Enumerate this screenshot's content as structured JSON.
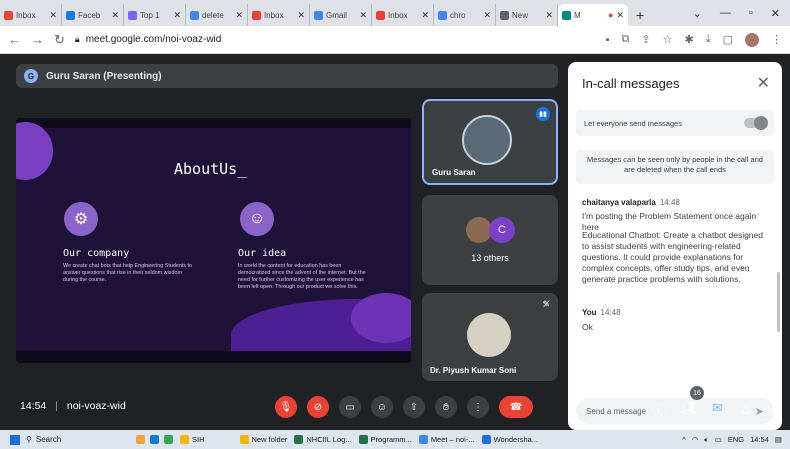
{
  "browser": {
    "tabs": [
      {
        "label": "Inbox",
        "color": "#ea4335"
      },
      {
        "label": "Faceb",
        "color": "#1877f2"
      },
      {
        "label": "Top 1",
        "color": "#7b61ff"
      },
      {
        "label": "delete",
        "color": "#4285f4"
      },
      {
        "label": "Inbox",
        "color": "#ea4335"
      },
      {
        "label": "Gmail",
        "color": "#4285f4"
      },
      {
        "label": "Inbox",
        "color": "#ea4335"
      },
      {
        "label": "chro",
        "color": "#4285f4"
      },
      {
        "label": "New",
        "color": "#5f6368"
      },
      {
        "label": "M",
        "color": "#00897b"
      }
    ],
    "url": "meet.google.com/noi-voaz-wid"
  },
  "meet": {
    "presenter_label": "Guru Saran (Presenting)",
    "presenter_initial": "G",
    "meeting_time": "14:54",
    "meeting_code": "noi-voaz-wid",
    "participant_count": "16"
  },
  "slide": {
    "title": "AboutUs_",
    "features": [
      {
        "title": "Our company",
        "text": "We create chat bots that help Engineering Students to answer questions that rise in their seldom wisdom during the course."
      },
      {
        "title": "Our idea",
        "text": "In world the content for education has been democratized since the advent of the internet. But the need for further customizing the user experience has been left open. Through our product we solve this."
      }
    ]
  },
  "tiles": {
    "guru": {
      "name": "Guru Saran"
    },
    "others": {
      "initial": "C",
      "label": "13 others"
    },
    "piyush": {
      "name": "Dr. Piyush Kumar Soni"
    }
  },
  "chat": {
    "header": "In-call messages",
    "setting_label": "Let everyone send messages",
    "notice": "Messages can be seen only by people in the call and are deleted when the call ends",
    "messages": [
      {
        "sender": "chaitanya valaparla",
        "time": "14:48",
        "lines": [
          "I'm posting the Problem Statement once again here",
          "Educational Chatbot: Create a chatbot designed to assist students with engineering-related questions. It could provide explanations for complex concepts, offer study tips, and even generate practice problems with solutions."
        ]
      },
      {
        "sender": "You",
        "time": "14:48",
        "lines": [
          "Ok"
        ]
      }
    ],
    "input_placeholder": "Send a message"
  },
  "taskbar": {
    "search_label": "Search",
    "apps": [
      {
        "label": "SIH",
        "color": "#f4b400"
      },
      {
        "label": "New folder",
        "color": "#f4b400"
      },
      {
        "label": "NHCIIL Log...",
        "color": "#217346"
      },
      {
        "label": "Programm...",
        "color": "#217346"
      },
      {
        "label": "Meet – noi-...",
        "color": "#4285f4"
      },
      {
        "label": "Wondersha...",
        "color": "#1e6fd9"
      }
    ],
    "lang": "ENG",
    "time": "14:54"
  }
}
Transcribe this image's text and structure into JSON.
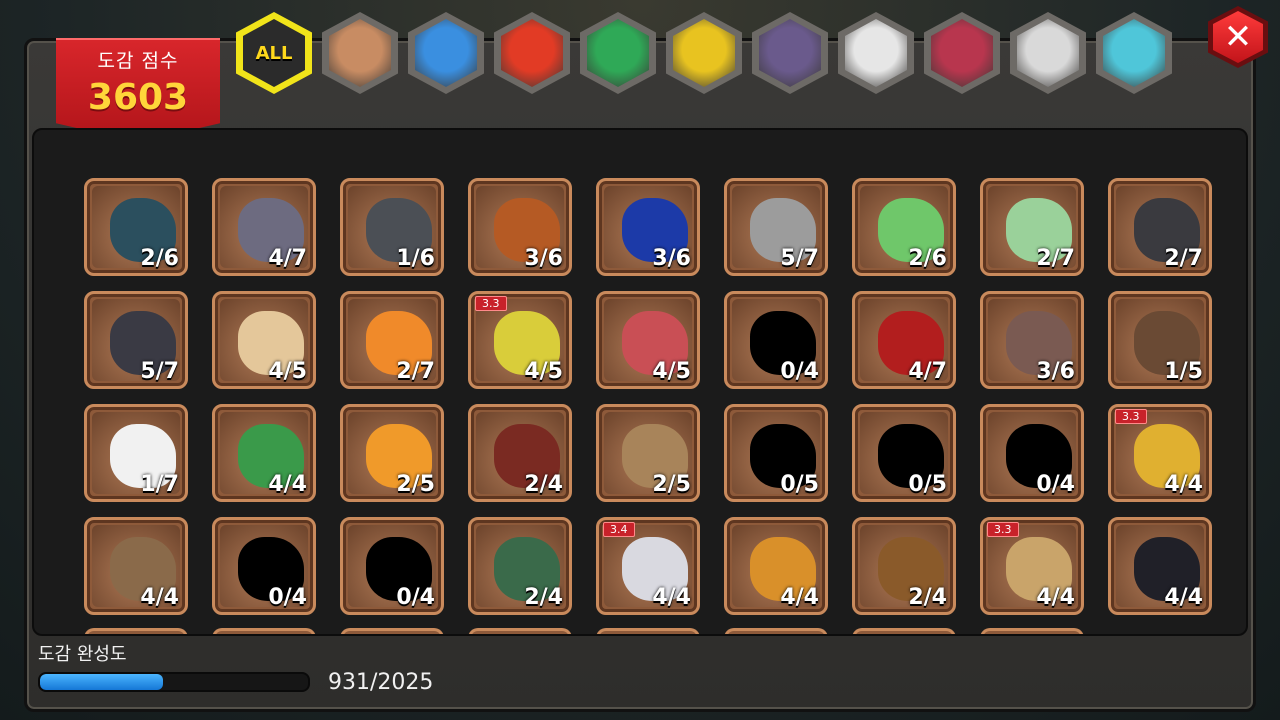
{
  "score": {
    "label": "도감 점수",
    "value": "3603"
  },
  "tabs": [
    {
      "id": "all",
      "label": "ALL",
      "icon": "all-icon",
      "color": "#2b2b2b",
      "active": true
    },
    {
      "id": "earth",
      "label": "",
      "icon": "earth-element-icon",
      "color": "#c88c63"
    },
    {
      "id": "water",
      "label": "",
      "icon": "water-element-icon",
      "color": "#3a8fe0"
    },
    {
      "id": "fire",
      "label": "",
      "icon": "fire-element-icon",
      "color": "#e23b25"
    },
    {
      "id": "wind",
      "label": "",
      "icon": "wind-element-icon",
      "color": "#2fa957"
    },
    {
      "id": "light",
      "label": "",
      "icon": "light-element-icon",
      "color": "#e8c320"
    },
    {
      "id": "dark",
      "label": "",
      "icon": "dark-element-icon",
      "color": "#6a5a8c"
    },
    {
      "id": "metal",
      "label": "",
      "icon": "metal-element-icon",
      "color": "#e6e6e6"
    },
    {
      "id": "chaos",
      "label": "",
      "icon": "chaos-element-icon",
      "color": "#b8364e"
    },
    {
      "id": "void",
      "label": "",
      "icon": "void-element-icon",
      "color": "#d9d9d9"
    },
    {
      "id": "rainbow",
      "label": "",
      "icon": "rainbow-element-icon",
      "color": "#4fc6d9"
    }
  ],
  "cards": [
    {
      "count": "2/6",
      "color": "#2b4f5e"
    },
    {
      "count": "4/7",
      "color": "#6d6b80"
    },
    {
      "count": "1/6",
      "color": "#4b4f55"
    },
    {
      "count": "3/6",
      "color": "#b55a24"
    },
    {
      "count": "3/6",
      "color": "#1c3aa8"
    },
    {
      "count": "5/7",
      "color": "#9c9c9c"
    },
    {
      "count": "2/6",
      "color": "#6fc76a"
    },
    {
      "count": "2/7",
      "color": "#9ad19a"
    },
    {
      "count": "2/7",
      "color": "#3a3a3f"
    },
    {
      "count": "5/7",
      "color": "#3a3a44"
    },
    {
      "count": "4/5",
      "color": "#e4c79a"
    },
    {
      "count": "2/7",
      "color": "#f08a2a"
    },
    {
      "count": "4/5",
      "color": "#d9cd3a",
      "version": "3.3"
    },
    {
      "count": "4/5",
      "color": "#c94f55"
    },
    {
      "count": "0/4",
      "color": "#000000"
    },
    {
      "count": "4/7",
      "color": "#b21e1e"
    },
    {
      "count": "3/6",
      "color": "#7a5a52"
    },
    {
      "count": "1/5",
      "color": "#6a4a34"
    },
    {
      "count": "1/7",
      "color": "#f1f1f1"
    },
    {
      "count": "4/4",
      "color": "#3a9a4a"
    },
    {
      "count": "2/5",
      "color": "#f09a2a"
    },
    {
      "count": "2/4",
      "color": "#7a2a22"
    },
    {
      "count": "2/5",
      "color": "#a8845a"
    },
    {
      "count": "0/5",
      "color": "#000000"
    },
    {
      "count": "0/5",
      "color": "#000000"
    },
    {
      "count": "0/4",
      "color": "#000000"
    },
    {
      "count": "4/4",
      "color": "#e0b030",
      "version": "3.3"
    },
    {
      "count": "4/4",
      "color": "#8a6a4a"
    },
    {
      "count": "0/4",
      "color": "#000000"
    },
    {
      "count": "0/4",
      "color": "#000000"
    },
    {
      "count": "2/4",
      "color": "#3a6a4a"
    },
    {
      "count": "4/4",
      "color": "#d9d9e0",
      "version": "3.4"
    },
    {
      "count": "4/4",
      "color": "#d9902a"
    },
    {
      "count": "2/4",
      "color": "#8a5a2a"
    },
    {
      "count": "4/4",
      "color": "#c9a46a",
      "version": "3.3"
    },
    {
      "count": "4/4",
      "color": "#202028"
    }
  ],
  "completion": {
    "label": "도감 완성도",
    "value": "931/2025",
    "progress": 0.46
  }
}
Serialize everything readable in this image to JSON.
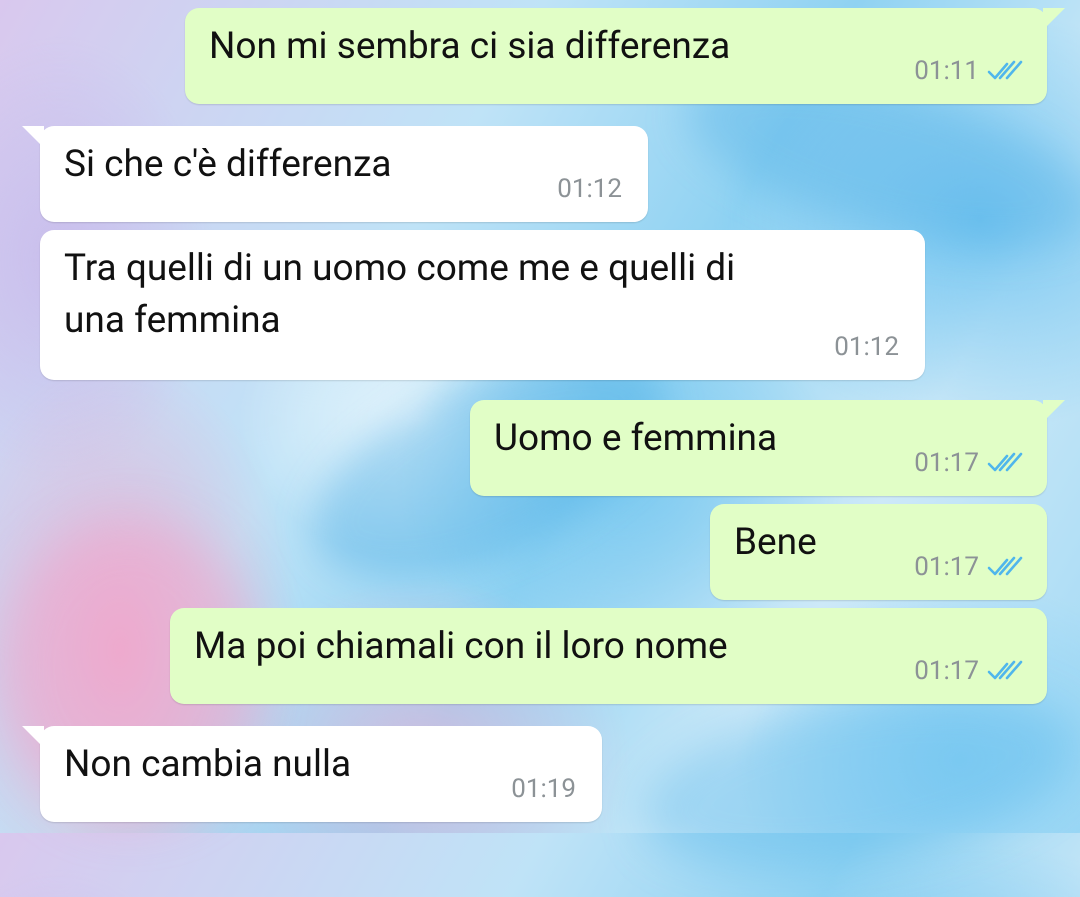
{
  "colors": {
    "incoming_bubble": "#ffffff",
    "outgoing_bubble": "#e1fec6",
    "text": "#111111",
    "timestamp": "#8c9296",
    "read_ticks": "#4fb6ec"
  },
  "messages": [
    {
      "direction": "outgoing",
      "text": "Non mi sembra ci sia differenza",
      "time": "01:11",
      "status_icon": "double-check-read-icon"
    },
    {
      "direction": "incoming",
      "text": "Si che c'è differenza",
      "time": "01:12"
    },
    {
      "direction": "incoming",
      "text": "Tra quelli di un uomo come me e quelli di\nuna femmina",
      "time": "01:12"
    },
    {
      "direction": "outgoing",
      "text": "Uomo e femmina",
      "time": "01:17",
      "status_icon": "double-check-read-icon"
    },
    {
      "direction": "outgoing",
      "text": "Bene",
      "time": "01:17",
      "status_icon": "double-check-read-icon"
    },
    {
      "direction": "outgoing",
      "text": "Ma poi chiamali con il loro nome",
      "time": "01:17",
      "status_icon": "double-check-read-icon"
    },
    {
      "direction": "incoming",
      "text": "Non cambia nulla",
      "time": "01:19"
    }
  ]
}
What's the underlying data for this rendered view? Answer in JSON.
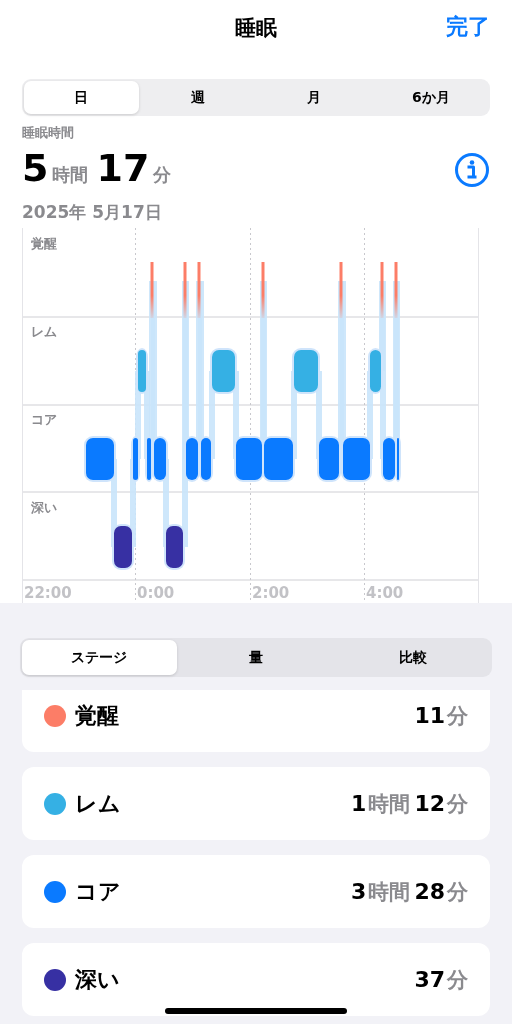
{
  "nav": {
    "title": "睡眠",
    "done": "完了"
  },
  "range_tabs": [
    {
      "label": "日",
      "selected": true
    },
    {
      "label": "週",
      "selected": false
    },
    {
      "label": "月",
      "selected": false
    },
    {
      "label": "6か月",
      "selected": false
    }
  ],
  "summary": {
    "label": "睡眠時間",
    "duration": [
      {
        "text": "5",
        "kind": "number"
      },
      {
        "text": "時間",
        "kind": "unit"
      },
      {
        "text": "17",
        "kind": "number"
      },
      {
        "text": "分",
        "kind": "unit"
      }
    ],
    "date": "2025年 5月17日"
  },
  "chart": {
    "y_labels": [
      "覚醒",
      "レム",
      "コア",
      "深い"
    ],
    "x_labels": [
      "22:00",
      "0:00",
      "2:00",
      "4:00"
    ]
  },
  "stage_tabs": [
    {
      "label": "ステージ",
      "selected": true
    },
    {
      "label": "量",
      "selected": false
    },
    {
      "label": "比較",
      "selected": false
    }
  ],
  "stages": [
    {
      "name": "覚醒",
      "color": "#fc7d67",
      "value": [
        {
          "text": "11",
          "kind": "number"
        },
        {
          "text": "分",
          "kind": "unit"
        }
      ]
    },
    {
      "name": "レム",
      "color": "#35b0e4",
      "value": [
        {
          "text": "1",
          "kind": "number"
        },
        {
          "text": "時間",
          "kind": "unit"
        },
        {
          "text": "12",
          "kind": "number"
        },
        {
          "text": "分",
          "kind": "unit"
        }
      ]
    },
    {
      "name": "コア",
      "color": "#0a7aff",
      "value": [
        {
          "text": "3",
          "kind": "number"
        },
        {
          "text": "時間",
          "kind": "unit"
        },
        {
          "text": "28",
          "kind": "number"
        },
        {
          "text": "分",
          "kind": "unit"
        }
      ]
    },
    {
      "name": "深い",
      "color": "#3730a3",
      "value": [
        {
          "text": "37",
          "kind": "number"
        },
        {
          "text": "分",
          "kind": "unit"
        }
      ]
    }
  ]
}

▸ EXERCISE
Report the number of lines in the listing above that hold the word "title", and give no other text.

▸ SOLUTION TO THE PROBLEM
4